Answer: No. In Canada v Fairmont Hotels Inc., 2016 SCC 56, the Supreme Court clarified that “rectification is unavailable where the basis for seeking it is that one or both of the parties wish to amend not the instrument recording their agreement, but the agreement itself.” Tax rectification would be available if, for instance, you had sought to correct a drafting error in the document recording the equity agreement. But you seemingly want to change the agreement itself. This is called retroactive tax planning, and you cannot obtain a tax-rectification order on this basis. Although Canadian tax law allows taxpayers to organize their affairs to minimize tax, the corollary is that “taxpayers should be taxed based on what they actually agreed to do and did, and not on what they could have done or later wish they had done.”: Canada (AG) v Collins Family Trust, 2022 SCC 26. Consult one of our expert Canadian tax lawyers today to discuss the remedies that might be available to you.

Question: I want to apply for tax rectification. Is the process the same as filing an appeal with the Tax Court of Canada?

Answer: No. Tax rectification is an equitable remedy, which falls outside the Tax Court’s jurisdiction. So, if you seek tax rectification, your top Canadian tax-litigation lawyer must apply to a provincial superior court, which has the jurisdiction to grant an equitable remedy. For example, you’ll need to file the tax-rectification application with Ontario’s Superior Court of Justice if the impugned legal instrument is governed by Ontario law.

In addition, a provincial court will generally refuse to even hear a tax-rectification application if the Canada Revenue Agency hasn’t been notified of the application. If the CRA’s Canadian tax-litigation lawyers oppose the tax-rectification order, the court will want to hear those submissions. As a result, if you seek a tax-rectification order, you should notify the Attorney General of Canada and the CRA’s Canadian tax-litigation lawyers at the Department of Justice’s Tax Law Services Division about your intention to apply for rectification.

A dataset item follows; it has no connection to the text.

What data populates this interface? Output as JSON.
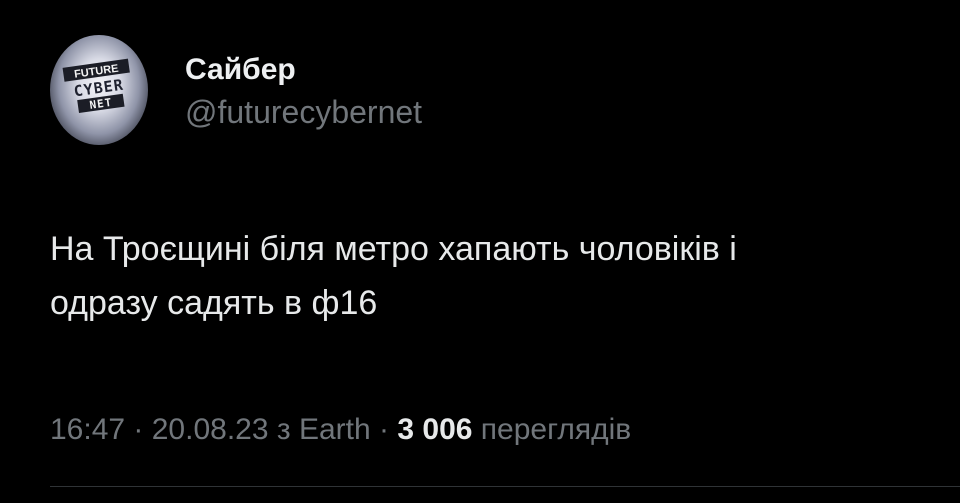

Tax-rectification applications involve numerous procedural rules governing almost every aspect of the lawsuit, including specific deadlines, acceptable evidence, and the contents of pleadings. Consult one of our skilled Canadian tax-litigation lawyers who can simplify the tax-rectification process, review your evidence, prepare your tax-rectification application for court, notify the CRA about the tax-rectification application, and represent you before the provincial superior court.